The office is abuzz. The days following Hack Day at Percolate are always filled with conversations about presentations, teams, and the various projects that were worked on. These conversations are happening yet again at the
water cooler cold brew keg now that our 2017 Hack Day has come to a close.
Percolates has run many Hack Days in the past. If your office has never done a hack day, we would highly recommend it. It’s a great way for people who usually might not work together to come together to build something outside of the scope of their 9-to-5. It’s also a great way for people to feel more connected to the office and provide solutions to those small things that people know need a bit of work.
Cost versus Returns
Hack days are not necessarily expensive to run. At Percolate we award small prizes for some of the best projects and give each team a small budget to work with. The real cost of running a hack day is time; a full day away from your desk for all employees at a company can be difficult to both pitch and to arrange. Thankfully at Percolate, we’ve seen a lot of value in doing so year over year. The real value is not the various office improvements and a handful of Slack bots that get build on Hack Day, but the bi-product is much more rewarding: a large increase in cross-functional teamwork (getting to work with people you’ve never worked with, or even met, before), people getting recharged, adding to a fun office culture, pictures and videos that will be used in marketing materials for years to come, and that general “buzz” we alluded to before. Or maybe that’s just the cold brew. Who knows.
What we built this year

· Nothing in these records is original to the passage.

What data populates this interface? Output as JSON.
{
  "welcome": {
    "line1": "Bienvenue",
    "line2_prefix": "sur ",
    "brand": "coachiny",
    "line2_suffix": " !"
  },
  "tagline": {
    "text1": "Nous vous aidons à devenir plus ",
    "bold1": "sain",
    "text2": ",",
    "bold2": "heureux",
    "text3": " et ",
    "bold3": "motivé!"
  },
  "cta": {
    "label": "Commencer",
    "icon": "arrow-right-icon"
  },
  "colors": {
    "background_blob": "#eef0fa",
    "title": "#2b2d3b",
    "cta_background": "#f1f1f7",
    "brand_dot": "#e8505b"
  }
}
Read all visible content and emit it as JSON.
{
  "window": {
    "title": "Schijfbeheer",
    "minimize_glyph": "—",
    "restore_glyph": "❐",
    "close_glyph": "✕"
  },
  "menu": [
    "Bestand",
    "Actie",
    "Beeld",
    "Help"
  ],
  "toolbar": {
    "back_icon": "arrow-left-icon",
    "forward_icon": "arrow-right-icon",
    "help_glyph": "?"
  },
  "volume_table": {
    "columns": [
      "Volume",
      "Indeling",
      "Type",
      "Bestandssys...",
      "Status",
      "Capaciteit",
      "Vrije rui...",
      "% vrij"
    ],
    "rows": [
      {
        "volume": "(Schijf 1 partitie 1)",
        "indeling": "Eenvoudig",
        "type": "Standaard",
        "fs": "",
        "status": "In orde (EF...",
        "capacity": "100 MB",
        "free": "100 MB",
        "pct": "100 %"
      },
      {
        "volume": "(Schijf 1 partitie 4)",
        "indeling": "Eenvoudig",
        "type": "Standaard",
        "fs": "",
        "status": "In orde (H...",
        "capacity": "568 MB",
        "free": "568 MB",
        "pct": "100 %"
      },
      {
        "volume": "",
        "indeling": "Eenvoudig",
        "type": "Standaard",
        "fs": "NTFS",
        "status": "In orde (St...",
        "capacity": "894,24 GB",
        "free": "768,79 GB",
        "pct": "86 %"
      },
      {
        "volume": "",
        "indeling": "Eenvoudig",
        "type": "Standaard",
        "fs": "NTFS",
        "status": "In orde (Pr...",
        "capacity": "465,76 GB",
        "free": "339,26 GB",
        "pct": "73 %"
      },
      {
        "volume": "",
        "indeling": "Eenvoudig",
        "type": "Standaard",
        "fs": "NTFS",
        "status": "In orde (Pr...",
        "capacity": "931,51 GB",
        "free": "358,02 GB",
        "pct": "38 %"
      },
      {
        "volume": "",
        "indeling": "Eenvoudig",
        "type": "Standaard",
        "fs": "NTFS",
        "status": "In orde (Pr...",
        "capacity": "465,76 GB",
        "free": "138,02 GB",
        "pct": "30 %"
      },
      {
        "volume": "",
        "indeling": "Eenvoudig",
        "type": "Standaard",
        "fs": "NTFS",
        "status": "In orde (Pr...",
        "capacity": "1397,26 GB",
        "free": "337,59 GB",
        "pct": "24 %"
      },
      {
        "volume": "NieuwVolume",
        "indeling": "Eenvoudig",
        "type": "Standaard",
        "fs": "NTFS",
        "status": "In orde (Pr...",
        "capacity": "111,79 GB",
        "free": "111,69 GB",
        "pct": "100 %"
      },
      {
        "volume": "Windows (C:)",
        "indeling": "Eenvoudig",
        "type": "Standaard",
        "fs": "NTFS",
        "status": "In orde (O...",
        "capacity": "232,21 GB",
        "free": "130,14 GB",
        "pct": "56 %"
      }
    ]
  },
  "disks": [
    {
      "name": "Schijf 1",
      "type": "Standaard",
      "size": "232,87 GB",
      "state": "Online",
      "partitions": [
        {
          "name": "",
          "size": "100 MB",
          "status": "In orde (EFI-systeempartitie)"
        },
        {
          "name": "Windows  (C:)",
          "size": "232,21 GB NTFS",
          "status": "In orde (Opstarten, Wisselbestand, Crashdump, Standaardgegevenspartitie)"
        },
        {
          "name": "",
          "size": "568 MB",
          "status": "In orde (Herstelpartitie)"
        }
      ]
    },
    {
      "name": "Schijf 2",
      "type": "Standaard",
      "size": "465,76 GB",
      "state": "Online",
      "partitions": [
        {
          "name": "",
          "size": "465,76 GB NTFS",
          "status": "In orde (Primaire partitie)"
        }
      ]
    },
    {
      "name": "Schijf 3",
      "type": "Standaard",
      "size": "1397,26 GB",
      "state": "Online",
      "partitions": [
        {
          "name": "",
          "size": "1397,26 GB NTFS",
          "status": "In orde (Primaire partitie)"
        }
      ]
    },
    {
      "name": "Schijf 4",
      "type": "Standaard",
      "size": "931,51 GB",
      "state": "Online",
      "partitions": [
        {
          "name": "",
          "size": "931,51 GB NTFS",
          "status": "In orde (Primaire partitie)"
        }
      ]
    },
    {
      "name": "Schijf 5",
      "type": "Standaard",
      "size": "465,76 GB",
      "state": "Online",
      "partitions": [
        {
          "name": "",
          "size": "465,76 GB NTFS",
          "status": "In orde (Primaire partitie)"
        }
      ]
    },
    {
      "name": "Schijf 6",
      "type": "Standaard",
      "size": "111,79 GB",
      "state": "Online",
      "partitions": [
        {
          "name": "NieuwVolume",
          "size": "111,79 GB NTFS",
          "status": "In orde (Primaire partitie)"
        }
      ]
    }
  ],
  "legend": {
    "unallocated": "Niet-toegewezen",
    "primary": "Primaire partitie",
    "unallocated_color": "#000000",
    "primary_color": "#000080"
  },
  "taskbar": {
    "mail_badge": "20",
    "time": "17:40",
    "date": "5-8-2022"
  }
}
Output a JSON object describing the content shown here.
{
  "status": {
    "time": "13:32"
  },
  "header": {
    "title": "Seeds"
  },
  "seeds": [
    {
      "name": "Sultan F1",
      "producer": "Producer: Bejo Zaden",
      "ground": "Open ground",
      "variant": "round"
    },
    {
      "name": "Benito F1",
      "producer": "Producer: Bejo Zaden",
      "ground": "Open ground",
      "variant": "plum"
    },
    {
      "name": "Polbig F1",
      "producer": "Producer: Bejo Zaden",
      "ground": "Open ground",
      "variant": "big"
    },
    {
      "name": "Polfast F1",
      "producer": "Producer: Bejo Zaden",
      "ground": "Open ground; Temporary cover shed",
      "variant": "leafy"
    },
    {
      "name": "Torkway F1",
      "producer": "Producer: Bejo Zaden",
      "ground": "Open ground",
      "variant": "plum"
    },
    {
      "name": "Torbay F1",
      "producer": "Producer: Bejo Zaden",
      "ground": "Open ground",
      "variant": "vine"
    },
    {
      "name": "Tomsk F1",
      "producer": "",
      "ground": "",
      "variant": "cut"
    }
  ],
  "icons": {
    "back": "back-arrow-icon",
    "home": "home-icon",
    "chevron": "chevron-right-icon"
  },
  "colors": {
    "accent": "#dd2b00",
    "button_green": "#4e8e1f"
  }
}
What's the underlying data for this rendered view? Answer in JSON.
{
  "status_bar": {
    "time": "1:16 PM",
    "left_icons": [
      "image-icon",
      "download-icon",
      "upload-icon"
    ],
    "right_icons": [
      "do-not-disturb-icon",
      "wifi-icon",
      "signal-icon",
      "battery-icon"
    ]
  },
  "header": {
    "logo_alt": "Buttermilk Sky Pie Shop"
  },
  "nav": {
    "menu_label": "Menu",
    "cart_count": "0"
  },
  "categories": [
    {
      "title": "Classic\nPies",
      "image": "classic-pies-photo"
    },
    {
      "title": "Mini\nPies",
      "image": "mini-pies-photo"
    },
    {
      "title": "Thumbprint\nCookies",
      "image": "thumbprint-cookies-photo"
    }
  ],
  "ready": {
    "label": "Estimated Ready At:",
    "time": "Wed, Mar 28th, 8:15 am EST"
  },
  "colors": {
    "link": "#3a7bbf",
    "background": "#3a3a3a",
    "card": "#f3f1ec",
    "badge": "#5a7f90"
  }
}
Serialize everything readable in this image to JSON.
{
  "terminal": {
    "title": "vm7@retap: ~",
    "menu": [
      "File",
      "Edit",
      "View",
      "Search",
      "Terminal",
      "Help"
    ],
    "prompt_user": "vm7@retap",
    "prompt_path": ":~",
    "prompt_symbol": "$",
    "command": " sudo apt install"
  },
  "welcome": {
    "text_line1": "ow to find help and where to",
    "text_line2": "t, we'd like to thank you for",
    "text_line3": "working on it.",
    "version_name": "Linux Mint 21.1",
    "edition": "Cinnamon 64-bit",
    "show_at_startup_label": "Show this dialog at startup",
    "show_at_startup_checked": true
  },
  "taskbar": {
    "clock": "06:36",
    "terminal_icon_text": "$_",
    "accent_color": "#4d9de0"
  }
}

Hack Day projects seemed to fall into a couple distinct categories this year: Office improvements, communication, celebrating achievements, and … musicals? More on that later. There were many projects worked on across our New York, San Francisco, Miami, and London offices this year. Here is just a taste of some of the projects that happened this year.
Monitoring the cold brew
A team in the New York office build a system to monitor the status of our coffee supply. The solution includes various buttons, lights, and circuit board with a wifi module that posts to Slack when we’re getting low on cold brew. Not only useful, but very well constructed:
Making things more green
A particularly green-fingered team built planter boxes filled with plants and seeds to put around the office. The idea is to plant things that we can use in the office kitchen, and to also have some extra greenery around. The story of one of our employees getting kicked off of a city bus for having lumber in-hand may go down in history at Percolate.
Making things less green
A couple of this years projects were picked back up from previous hack days. These include things like polishing up our coffee grinder box that’s been in use since our 2015 Hack Day, and finishing up some painting work that needed to be done in our NYC office to cover up the last of the 70’s mint-green window trim paint color.
One of the many benefits of working at Percolate (we’re hiring, by the way) is a weekly catered lunch. In this past our lunch options have been picked by our wonderful People Operations team. This Hack Day, a group of employees built a Slack integration as a way for the offices to vote on different lunch choices curated by People Ops. A nice addition to an already enjoyable perk.
La La Percolate
Our 2nd place winner at Hack Day 2017 created a video about life at Percolate, in the style of La La Land. Keep an eye on your social channels (follow us on Instagram, Twitter, Facebook, and Youtube), as we’ll be posting the video next week once a few finishing touches are added.
Teamwork and Innovation
With another Hack Day under our belts, what’s the takeaway? Why do we choose to do this every year? I think the answer is simple; Hack Day doesn’t just build new projects or improve the office environment. It creates closer teams, gives people a chance to work on something new, gets people talking, and lets people be innovative in unique ways. In short, it creates a company that is slightly better than the one that existed the day before.